  • #44
Pythagorean
Gold Member
4,370
298
Consciousness isn't so much of a binary. So we don't lose full consciousness, just partial, as the whole brain (and relevant functions for consciousness) don't rest all at once.

Your extension about lucid dreamers is not consistent with the hypothesis. Once I have a computer, I'll be posting the relevant sources.
 
  • #46
lrq3000
3
0
Thank you very much for the refs, very interesting reads.

About your hypothesis that sleep can partially affect some networks while others remain awake (I prefer to avoid "conscious" as I think this is yet another concept and function), Fellin et al 2014 referenced various articles that observed that in birds brains. I don't know if these observations were reproduced in humans though but I can bet they will be if that's not the case yet.

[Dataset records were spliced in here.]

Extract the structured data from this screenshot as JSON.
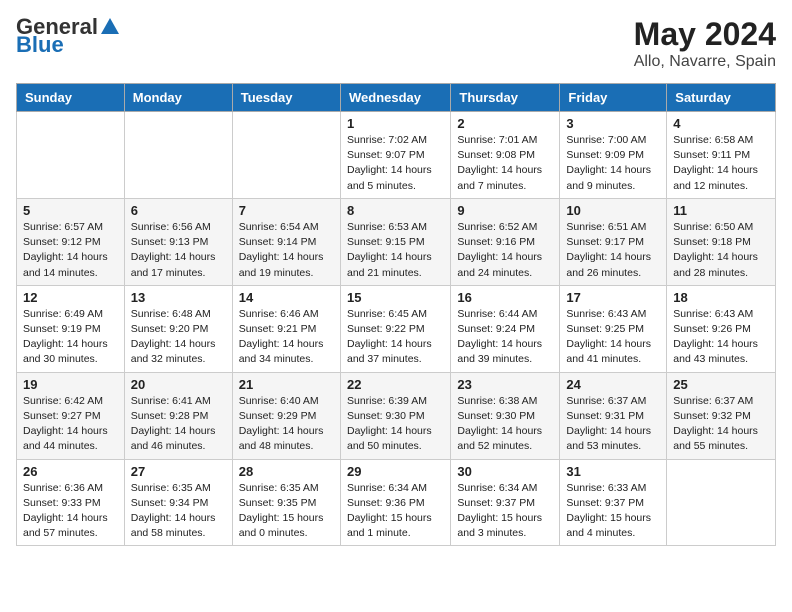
{
  "header": {
    "logo_general": "General",
    "logo_blue": "Blue",
    "month_year": "May 2024",
    "location": "Allo, Navarre, Spain"
  },
  "weekdays": [
    "Sunday",
    "Monday",
    "Tuesday",
    "Wednesday",
    "Thursday",
    "Friday",
    "Saturday"
  ],
  "weeks": [
    [
      {
        "day": "",
        "info": ""
      },
      {
        "day": "",
        "info": ""
      },
      {
        "day": "",
        "info": ""
      },
      {
        "day": "1",
        "info": "Sunrise: 7:02 AM\nSunset: 9:07 PM\nDaylight: 14 hours\nand 5 minutes."
      },
      {
        "day": "2",
        "info": "Sunrise: 7:01 AM\nSunset: 9:08 PM\nDaylight: 14 hours\nand 7 minutes."
      },
      {
        "day": "3",
        "info": "Sunrise: 7:00 AM\nSunset: 9:09 PM\nDaylight: 14 hours\nand 9 minutes."
      },
      {
        "day": "4",
        "info": "Sunrise: 6:58 AM\nSunset: 9:11 PM\nDaylight: 14 hours\nand 12 minutes."
      }
    ],
    [
      {
        "day": "5",
        "info": "Sunrise: 6:57 AM\nSunset: 9:12 PM\nDaylight: 14 hours\nand 14 minutes."
      },
      {
        "day": "6",
        "info": "Sunrise: 6:56 AM\nSunset: 9:13 PM\nDaylight: 14 hours\nand 17 minutes."
      },
      {
        "day": "7",
        "info": "Sunrise: 6:54 AM\nSunset: 9:14 PM\nDaylight: 14 hours\nand 19 minutes."
      },
      {
        "day": "8",
        "info": "Sunrise: 6:53 AM\nSunset: 9:15 PM\nDaylight: 14 hours\nand 21 minutes."
      },
      {
        "day": "9",
        "info": "Sunrise: 6:52 AM\nSunset: 9:16 PM\nDaylight: 14 hours\nand 24 minutes."
      },
      {
        "day": "10",
        "info": "Sunrise: 6:51 AM\nSunset: 9:17 PM\nDaylight: 14 hours\nand 26 minutes."
      },
      {
        "day": "11",
        "info": "Sunrise: 6:50 AM\nSunset: 9:18 PM\nDaylight: 14 hours\nand 28 minutes."
      }
    ],
    [
      {
        "day": "12",
        "info": "Sunrise: 6:49 AM\nSunset: 9:19 PM\nDaylight: 14 hours\nand 30 minutes."
      },
      {
        "day": "13",
        "info": "Sunrise: 6:48 AM\nSunset: 9:20 PM\nDaylight: 14 hours\nand 32 minutes."
      },
      {
        "day": "14",
        "info": "Sunrise: 6:46 AM\nSunset: 9:21 PM\nDaylight: 14 hours\nand 34 minutes."
      },
      {
        "day": "15",
        "info": "Sunrise: 6:45 AM\nSunset: 9:22 PM\nDaylight: 14 hours\nand 37 minutes."
      },
      {
        "day": "16",
        "info": "Sunrise: 6:44 AM\nSunset: 9:24 PM\nDaylight: 14 hours\nand 39 minutes."
      },
      {
        "day": "17",
        "info": "Sunrise: 6:43 AM\nSunset: 9:25 PM\nDaylight: 14 hours\nand 41 minutes."
      },
      {
        "day": "18",
        "info": "Sunrise: 6:43 AM\nSunset: 9:26 PM\nDaylight: 14 hours\nand 43 minutes."
      }
    ],
    [
      {
        "day": "19",
        "info": "Sunrise: 6:42 AM\nSunset: 9:27 PM\nDaylight: 14 hours\nand 44 minutes."
      },
      {
        "day": "20",
        "info": "Sunrise: 6:41 AM\nSunset: 9:28 PM\nDaylight: 14 hours\nand 46 minutes."
      },
      {
        "day": "21",
        "info": "Sunrise: 6:40 AM\nSunset: 9:29 PM\nDaylight: 14 hours\nand 48 minutes."
      },
      {
        "day": "22",
        "info": "Sunrise: 6:39 AM\nSunset: 9:30 PM\nDaylight: 14 hours\nand 50 minutes."
      },
      {
        "day": "23",
        "info": "Sunrise: 6:38 AM\nSunset: 9:30 PM\nDaylight: 14 hours\nand 52 minutes."
      },
      {
        "day": "24",
        "info": "Sunrise: 6:37 AM\nSunset: 9:31 PM\nDaylight: 14 hours\nand 53 minutes."
      },
      {
        "day": "25",
        "info": "Sunrise: 6:37 AM\nSunset: 9:32 PM\nDaylight: 14 hours\nand 55 minutes."
      }
    ],
    [
      {
        "day": "26",
        "info": "Sunrise: 6:36 AM\nSunset: 9:33 PM\nDaylight: 14 hours\nand 57 minutes."
      },
      {
        "day": "27",
        "info": "Sunrise: 6:35 AM\nSunset: 9:34 PM\nDaylight: 14 hours\nand 58 minutes."
      },
      {
        "day": "28",
        "info": "Sunrise: 6:35 AM\nSunset: 9:35 PM\nDaylight: 15 hours\nand 0 minutes."
      },
      {
        "day": "29",
        "info": "Sunrise: 6:34 AM\nSunset: 9:36 PM\nDaylight: 15 hours\nand 1 minute."
      },
      {
        "day": "30",
        "info": "Sunrise: 6:34 AM\nSunset: 9:37 PM\nDaylight: 15 hours\nand 3 minutes."
      },
      {
        "day": "31",
        "info": "Sunrise: 6:33 AM\nSunset: 9:37 PM\nDaylight: 15 hours\nand 4 minutes."
      },
      {
        "day": "",
        "info": ""
      }
    ]
  ]
}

So your hypothesis that dreaming might be the byproduct of partial awakeness of some networks and sleeping of some others might be true, but this still contradicts with the findings that lucid dream was not observed to impact sleep effectiveness. Also, lucid dreams have been reported to happen sometimes during NREM dreams (see "Lucid dreaming during NREM sleep: Two case reports" by Tadas Stumbrys & Daniel Erlacher, 2012). Thus, even if sleep maintenance would happen only during NREM sleep, lucid dreaming would still potentially impact the process if "unwakeness" was required for the networks to be repaired, and it seems to not be the case.

/EDIT: still, sleep might be the moment where indeed a specific brain cell maintenance process happens, but the non-wakefulness still remains to be explained.

About the case against memory-sleep connection, that's an interesting read with fascinating cases, but the hypotheses I cited are not focusing only on REM sleep but rather on all sleep stages as a whole. Also the sleep homeostasis (which is accepted as a premisse in the "Cell maintenance hypothesis") is not directed only at memory but at network stability as a whole, memory consolidation being a side-effect of this network stabilization.
 

Suggested for: Where in the mind is the seat of dreaming?

Replies
1
Views
185
  • Last Post
Replies
6
Views
871
Replies
1
Views
436
Replies
12
Views
541
Replies
4
Views
611
  • Last Post
Replies
12
Views
2K
Replies
3
Views
526
Replies
2
Views
683
Top